Still, she’s good at keeping the less desirable elements away from you when you’re on a walk. One mother on the street is worried about all the ‘Peter-files’ who might live in the area. There’s a lot of discussion at the top end of the street about who’s a Peter-file and who’s not. Accusations fly thick and fast about various matters, but it’s the fear of child molesters that keeps gossip going.

So between the five-year olds with swearing parents, the Peter-files, the resident scally chav and several other ne’er-do-wells, it’s a running battle that needs a permanent umpire or referee. And it’s a long way from leaving Jakey to fish on the river or play football with les enfants of the village. Les Enfants Terribles are definitely on this side of the channel in this case.

Plus, when you’re a nine-year-old with a scooter and new French friends, you only need two words: “Attendez!” and “Maintenant!”

It’s hard work justifying uprooting a nine-year-old who isn’t particularly keen on going, but the street gives us enough reasons to make it a valid decision.

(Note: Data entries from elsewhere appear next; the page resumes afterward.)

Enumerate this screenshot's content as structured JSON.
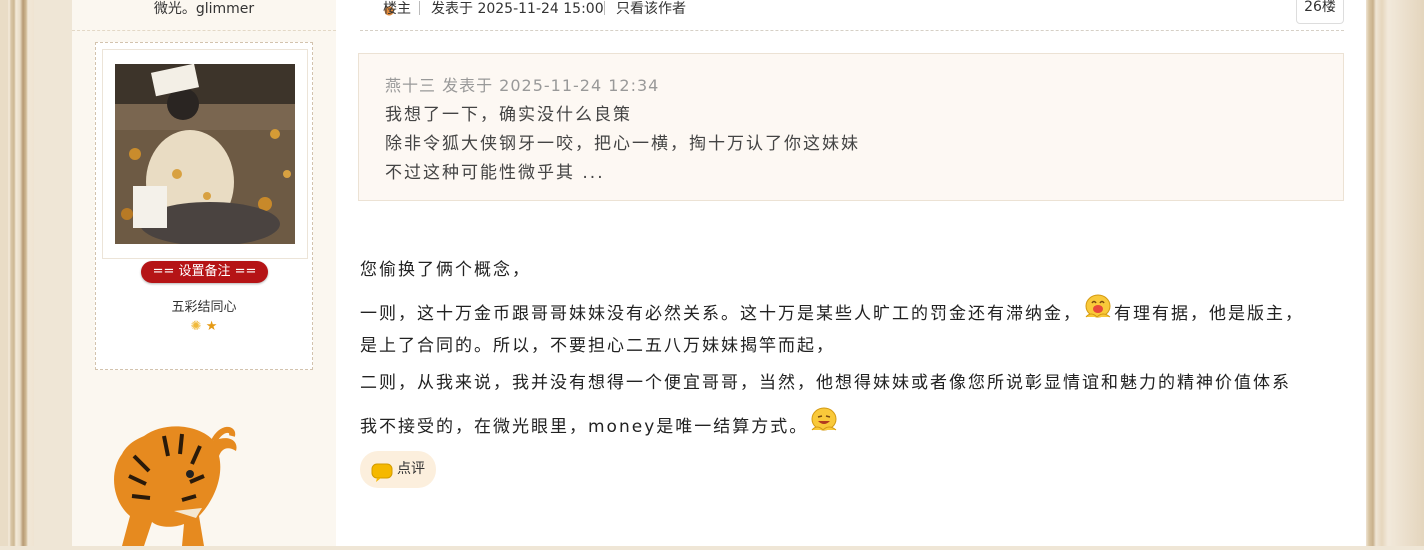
{
  "author": {
    "name": "微光。glimmer",
    "remark_button": "== 设置备注 ==",
    "group": "五彩结同心",
    "rank_icons": [
      "sun-icon",
      "star-icon"
    ]
  },
  "post": {
    "role": "楼主",
    "posted": "发表于 2025-11-24 15:00",
    "only_author": "只看该作者",
    "floor": "26楼",
    "quote": {
      "head": "燕十三 发表于 2025-11-24 12:34",
      "lines": [
        "我想了一下，确实没什么良策",
        "除非令狐大侠钢牙一咬，把心一横，掏十万认了你这妹妹",
        "不过这种可能性微乎其 ..."
      ]
    },
    "body": {
      "line1": "您偷换了俩个概念，",
      "line2a": "一则，这十万金币跟哥哥妹妹没有必然关系。这十万是某些人旷工的罚金还有滞纳金，",
      "line2b": "有理有据，他是版主，",
      "line3": "是上了合同的。所以，不要担心二五八万妹妹揭竿而起，",
      "line4": "二则，从我来说，我并没有想得一个便宜哥哥，当然，他想得妹妹或者像您所说彰显情谊和魅力的精神价值体系",
      "line5": "我不接受的，在微光眼里，money是唯一结算方式。"
    },
    "comment_button": "点评"
  },
  "colors": {
    "accent_red": "#b51416",
    "quote_bg": "#fdf8f3",
    "sidebar_bg": "#fbf7f0"
  }
}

Also, the reality has set in. I’ve got a bit of work to do on my house before I’d consider it sellable. I seem to have neglected several essential plumbing matters. Thus, you can get cold water from the bath, hot water from the sink (and a trickle from the bath) but the shower head doesn’t work and neither does the cold tap. The water and radiator heating went on the blink some time ago and I don’t use the downstairs toilet as it leaks terribly. On the negative side, these will all need fixing and will all cost money, but on the positive side, at least I’m used to functioning without proper water supplies. It bodes well.

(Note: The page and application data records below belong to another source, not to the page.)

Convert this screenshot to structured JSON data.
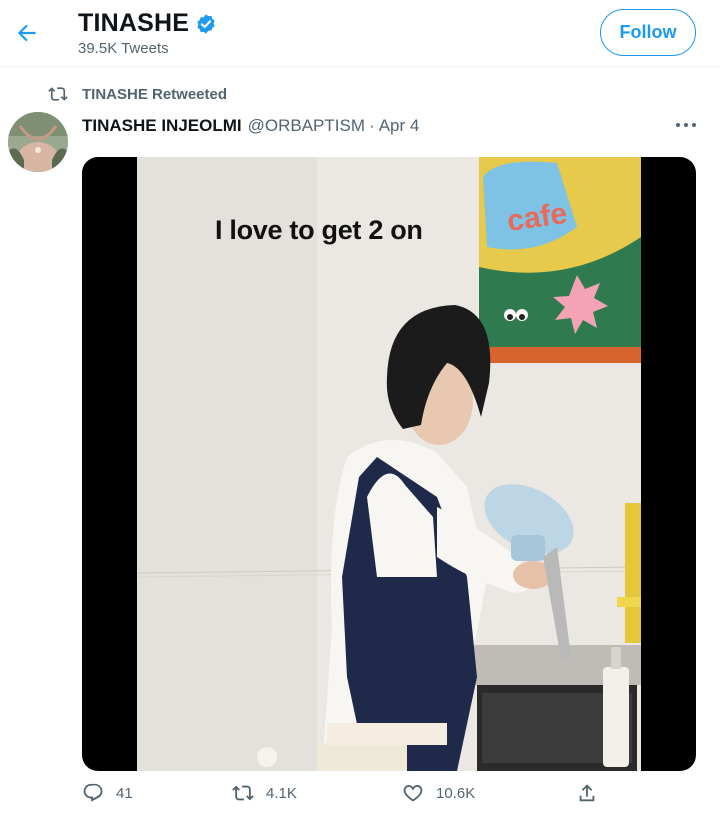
{
  "header": {
    "title": "TINASHE",
    "subtitle": "39.5K Tweets",
    "follow_label": "Follow"
  },
  "social_context": {
    "text": "TINASHE Retweeted"
  },
  "tweet": {
    "author_name": "TINASHE INJEOLMI",
    "handle": "@ORBAPTISM",
    "separator": "·",
    "date": "Apr 4",
    "media": {
      "caption": "I love to get 2 on",
      "sign_text": "cafe"
    }
  },
  "actions": {
    "replies": "41",
    "retweets": "4.1K",
    "likes": "10.6K"
  },
  "colors": {
    "accent": "#1d9bf0",
    "secondary_text": "#536471",
    "divider": "#eff3f4"
  }
}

However, I’ve got a snagging list to do of all the other things that will need doing here before I’d feel happy selling it, and some of them are going to be a pain. New stair carpets, new tiles. Despite this, though, a lick of paint here and there and it will be good to go. If I get it done before Christmas, we’ll be able to put it on the market after Christmas. Here’s hoping for a strengthening pound, a diminishing euro and a buoyant housing market. Somehow, in the midst of recession and credit crunches, I doubt it. I find myself looking at our current Government and wondering how it all went so wrong. I wonder if the French hold Sarkozy in such contempt. As an outsider, I kind of like the man. He’s flamboyant in a charismatic kind of way. I don’t know his views or policies, or whether France holds him in regard or not, but all I know is that even the misanthropic English pundits can’t find much to say about him other than commenting unfavourably on how Gordon Brown compares.

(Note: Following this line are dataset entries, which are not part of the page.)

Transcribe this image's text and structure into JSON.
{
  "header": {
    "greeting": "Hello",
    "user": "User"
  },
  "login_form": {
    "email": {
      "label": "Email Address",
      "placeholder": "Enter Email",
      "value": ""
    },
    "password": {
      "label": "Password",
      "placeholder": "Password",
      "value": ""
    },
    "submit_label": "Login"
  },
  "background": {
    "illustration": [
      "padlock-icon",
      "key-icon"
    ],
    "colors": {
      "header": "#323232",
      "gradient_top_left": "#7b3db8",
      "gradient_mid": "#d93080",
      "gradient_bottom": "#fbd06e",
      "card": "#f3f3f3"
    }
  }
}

Time to start reading French newspapers and getting the low-down. I do wonder, however, whether that will leave me just as cynical with French life as it does with English? Le Monde, here I come.